Currently, communications providers have no responsibility to remind their customers when their minimum contract period is coming to an end or explain what will happen afterwards.
The plans, announced today by telecoms regulator Ofcom, will encourage people to shop around and find the best deals.
Ofcom research found more than 20 million customers are outside their minimum contract period and could be paying more than they need to.
And more than 10 million are on deals with an automatic price increase at the end.
Under the new regulations proposed by the communications regulator, providers would have to send a notification 40 to 70 days before a customer’s contract ends.
Providers would also have to send a one-off ‘out-of-contract’ notification to customers whose initial contract has ended and who were not given this information at the time.
Ofcom said the alerts could be by text message, email or paper letter depending on the customer’s preference.
Prices rises of more than £20 per month
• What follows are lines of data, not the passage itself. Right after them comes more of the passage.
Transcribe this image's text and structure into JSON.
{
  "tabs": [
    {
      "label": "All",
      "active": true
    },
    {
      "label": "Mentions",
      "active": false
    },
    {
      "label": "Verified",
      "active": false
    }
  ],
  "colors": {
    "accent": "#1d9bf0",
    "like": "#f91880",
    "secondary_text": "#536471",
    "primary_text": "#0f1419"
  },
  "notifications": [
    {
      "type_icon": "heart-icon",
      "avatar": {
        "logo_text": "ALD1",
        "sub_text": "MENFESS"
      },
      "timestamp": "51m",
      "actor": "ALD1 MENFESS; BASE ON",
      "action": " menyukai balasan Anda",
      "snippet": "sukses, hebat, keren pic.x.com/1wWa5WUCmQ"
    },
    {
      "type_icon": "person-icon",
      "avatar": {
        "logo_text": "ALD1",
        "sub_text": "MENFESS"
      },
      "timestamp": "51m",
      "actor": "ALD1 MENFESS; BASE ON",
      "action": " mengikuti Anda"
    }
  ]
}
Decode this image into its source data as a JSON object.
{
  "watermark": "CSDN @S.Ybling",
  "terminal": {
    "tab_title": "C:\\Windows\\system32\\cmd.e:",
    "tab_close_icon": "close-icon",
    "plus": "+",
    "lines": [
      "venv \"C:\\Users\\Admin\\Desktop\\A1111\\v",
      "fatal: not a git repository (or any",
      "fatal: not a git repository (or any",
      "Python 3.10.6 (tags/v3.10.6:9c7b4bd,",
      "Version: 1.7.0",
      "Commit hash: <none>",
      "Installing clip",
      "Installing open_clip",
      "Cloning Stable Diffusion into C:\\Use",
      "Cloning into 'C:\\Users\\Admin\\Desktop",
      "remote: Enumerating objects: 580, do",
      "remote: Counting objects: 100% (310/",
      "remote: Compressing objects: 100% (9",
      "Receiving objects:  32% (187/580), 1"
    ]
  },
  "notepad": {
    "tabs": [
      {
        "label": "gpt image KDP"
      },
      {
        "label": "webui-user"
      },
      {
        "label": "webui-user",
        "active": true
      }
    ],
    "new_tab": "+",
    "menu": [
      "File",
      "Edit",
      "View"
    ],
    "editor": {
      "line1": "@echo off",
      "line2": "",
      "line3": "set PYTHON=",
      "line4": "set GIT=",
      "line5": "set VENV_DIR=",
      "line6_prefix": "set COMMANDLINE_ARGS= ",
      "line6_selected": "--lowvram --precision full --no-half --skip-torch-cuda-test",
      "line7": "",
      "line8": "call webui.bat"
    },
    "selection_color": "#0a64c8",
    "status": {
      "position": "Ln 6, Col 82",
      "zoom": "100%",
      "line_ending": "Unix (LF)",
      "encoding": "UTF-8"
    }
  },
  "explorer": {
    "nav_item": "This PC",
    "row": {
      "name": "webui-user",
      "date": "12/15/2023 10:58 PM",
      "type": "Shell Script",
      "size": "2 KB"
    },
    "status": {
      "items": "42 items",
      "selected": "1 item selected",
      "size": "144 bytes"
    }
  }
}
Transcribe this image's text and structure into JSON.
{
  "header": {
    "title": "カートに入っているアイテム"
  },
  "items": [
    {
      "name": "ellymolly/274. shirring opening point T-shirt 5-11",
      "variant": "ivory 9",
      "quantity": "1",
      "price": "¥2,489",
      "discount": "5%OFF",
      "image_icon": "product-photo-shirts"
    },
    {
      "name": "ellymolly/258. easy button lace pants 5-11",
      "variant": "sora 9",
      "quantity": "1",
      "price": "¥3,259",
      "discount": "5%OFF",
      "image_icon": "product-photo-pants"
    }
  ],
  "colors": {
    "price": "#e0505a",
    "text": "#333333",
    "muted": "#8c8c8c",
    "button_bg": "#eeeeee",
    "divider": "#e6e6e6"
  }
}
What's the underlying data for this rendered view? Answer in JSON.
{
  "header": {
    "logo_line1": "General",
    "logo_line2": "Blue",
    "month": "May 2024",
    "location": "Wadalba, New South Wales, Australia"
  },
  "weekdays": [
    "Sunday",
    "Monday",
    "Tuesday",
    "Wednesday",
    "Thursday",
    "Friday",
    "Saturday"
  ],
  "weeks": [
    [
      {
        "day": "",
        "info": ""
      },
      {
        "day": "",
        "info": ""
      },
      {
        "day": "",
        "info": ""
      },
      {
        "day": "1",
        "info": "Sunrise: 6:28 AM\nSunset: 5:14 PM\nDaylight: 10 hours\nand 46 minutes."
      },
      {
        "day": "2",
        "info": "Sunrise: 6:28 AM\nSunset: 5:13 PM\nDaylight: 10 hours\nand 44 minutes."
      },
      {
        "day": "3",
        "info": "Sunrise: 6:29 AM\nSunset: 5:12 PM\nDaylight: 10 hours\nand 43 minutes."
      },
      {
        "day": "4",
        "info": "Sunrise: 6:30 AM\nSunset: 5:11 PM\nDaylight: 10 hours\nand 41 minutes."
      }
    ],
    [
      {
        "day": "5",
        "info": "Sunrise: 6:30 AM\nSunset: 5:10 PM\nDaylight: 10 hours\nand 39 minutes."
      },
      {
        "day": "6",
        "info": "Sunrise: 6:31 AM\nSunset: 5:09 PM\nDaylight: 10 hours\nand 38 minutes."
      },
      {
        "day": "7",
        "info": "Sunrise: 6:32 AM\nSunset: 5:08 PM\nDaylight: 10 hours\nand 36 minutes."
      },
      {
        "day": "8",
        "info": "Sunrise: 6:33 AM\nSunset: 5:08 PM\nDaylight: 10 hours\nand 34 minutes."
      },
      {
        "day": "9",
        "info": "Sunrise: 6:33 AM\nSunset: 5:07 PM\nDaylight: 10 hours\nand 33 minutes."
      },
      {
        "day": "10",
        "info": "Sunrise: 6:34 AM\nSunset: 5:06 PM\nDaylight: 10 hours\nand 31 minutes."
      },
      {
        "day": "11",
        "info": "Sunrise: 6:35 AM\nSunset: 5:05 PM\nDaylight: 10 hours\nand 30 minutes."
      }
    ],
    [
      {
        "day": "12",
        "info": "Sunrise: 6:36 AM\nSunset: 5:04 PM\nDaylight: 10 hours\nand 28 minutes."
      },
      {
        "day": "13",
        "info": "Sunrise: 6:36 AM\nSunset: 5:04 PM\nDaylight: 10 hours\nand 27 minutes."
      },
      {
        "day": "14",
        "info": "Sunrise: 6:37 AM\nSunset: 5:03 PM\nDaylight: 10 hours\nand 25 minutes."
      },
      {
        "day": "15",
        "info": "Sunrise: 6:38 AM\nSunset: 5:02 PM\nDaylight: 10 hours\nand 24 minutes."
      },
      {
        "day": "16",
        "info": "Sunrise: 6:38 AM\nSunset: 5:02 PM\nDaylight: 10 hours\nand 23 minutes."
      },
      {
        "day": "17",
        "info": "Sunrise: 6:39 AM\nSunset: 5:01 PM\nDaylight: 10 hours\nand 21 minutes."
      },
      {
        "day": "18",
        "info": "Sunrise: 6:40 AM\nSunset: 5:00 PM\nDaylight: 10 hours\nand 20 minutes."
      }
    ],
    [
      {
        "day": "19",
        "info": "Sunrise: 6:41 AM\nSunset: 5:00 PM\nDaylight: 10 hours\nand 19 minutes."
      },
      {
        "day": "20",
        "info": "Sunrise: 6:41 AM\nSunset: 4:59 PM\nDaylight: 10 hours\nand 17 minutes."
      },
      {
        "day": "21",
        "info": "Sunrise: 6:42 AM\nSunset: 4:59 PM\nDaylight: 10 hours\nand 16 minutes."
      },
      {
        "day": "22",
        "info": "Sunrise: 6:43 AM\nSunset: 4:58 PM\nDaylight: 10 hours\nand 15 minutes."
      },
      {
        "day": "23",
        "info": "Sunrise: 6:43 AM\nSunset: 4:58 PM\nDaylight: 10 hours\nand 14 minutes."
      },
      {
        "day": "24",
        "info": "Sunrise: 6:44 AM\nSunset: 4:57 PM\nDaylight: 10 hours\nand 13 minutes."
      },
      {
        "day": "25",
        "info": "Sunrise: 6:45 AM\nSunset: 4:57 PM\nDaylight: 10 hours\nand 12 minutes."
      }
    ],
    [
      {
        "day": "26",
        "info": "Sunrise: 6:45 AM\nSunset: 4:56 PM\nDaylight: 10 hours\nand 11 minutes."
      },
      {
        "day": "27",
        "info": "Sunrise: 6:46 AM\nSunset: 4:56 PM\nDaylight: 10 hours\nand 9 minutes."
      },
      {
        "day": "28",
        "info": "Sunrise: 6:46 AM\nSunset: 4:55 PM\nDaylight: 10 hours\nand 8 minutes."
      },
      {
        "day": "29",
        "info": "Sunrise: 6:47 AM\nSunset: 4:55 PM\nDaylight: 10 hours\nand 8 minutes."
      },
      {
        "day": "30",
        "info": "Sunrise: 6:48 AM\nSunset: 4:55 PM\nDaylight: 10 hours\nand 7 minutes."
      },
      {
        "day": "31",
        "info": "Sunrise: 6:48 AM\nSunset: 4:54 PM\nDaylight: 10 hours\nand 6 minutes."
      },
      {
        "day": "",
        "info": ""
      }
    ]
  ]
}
Ofcom found that if your minimum contract period ends, you’re likely to continue on a monthly rolling deal and can face price increases or changes to their original deal.
Which? looked at some of the broadband offers from different providers and checked how much the monthly fees jumped when the contract ended.
We found BT’s standard broadband package will cost you more than £20 more each month, rising from £24.99 to £45.49 a month – an increase of 82% after the 18-month contract ended.
Another of BT’s packages will set you back £15 extra each month as it surges from £29.99 to £44.99 at the end of your contract period.
A TV and broadband package on offer from Virgin Media will cost you an extra £19, rising from £29 to £48 after 12 months.
Meanwhile, a Sky package will cost you £12 more per month more, rising from £18 to £30 after 12 months.
Lindsey Fussell, Ofcom’s consumer group director, said: ‘We’re concerned many people are paying more than they need to – particularly those who are out of contract.
‘Customers have told us that they want to be alerted when their phone, TV or broadband contract is coming to an end and get advice on their options. Under our plans, providers would have to do exactly that.’
Get the best deal
If you’re facing a big hike in your broadband fees because your minimum contract period is about to end, you can easily switch to a new provider for a better deal.
Or you could probably haggle with your current provider for a better deal as it will be keen to keep you.
You can read our free guide about how to haggle for the best broadband deal to make sure you get the best offer possible.
It’s also a good idea to check what other providers are offering.
We also review broadband providers and take upfront costs and additional costs into account so you know exactly which deals are best for you.
Fee increases within contract
If your broadband provider raises its prices, you might be eligible to leave your contract penalty-free, depending on the reason for the hike.
You can read more about this in our free guide and find the contact details for your provider.
We can also help you dispute a bill if you think it’s wrong.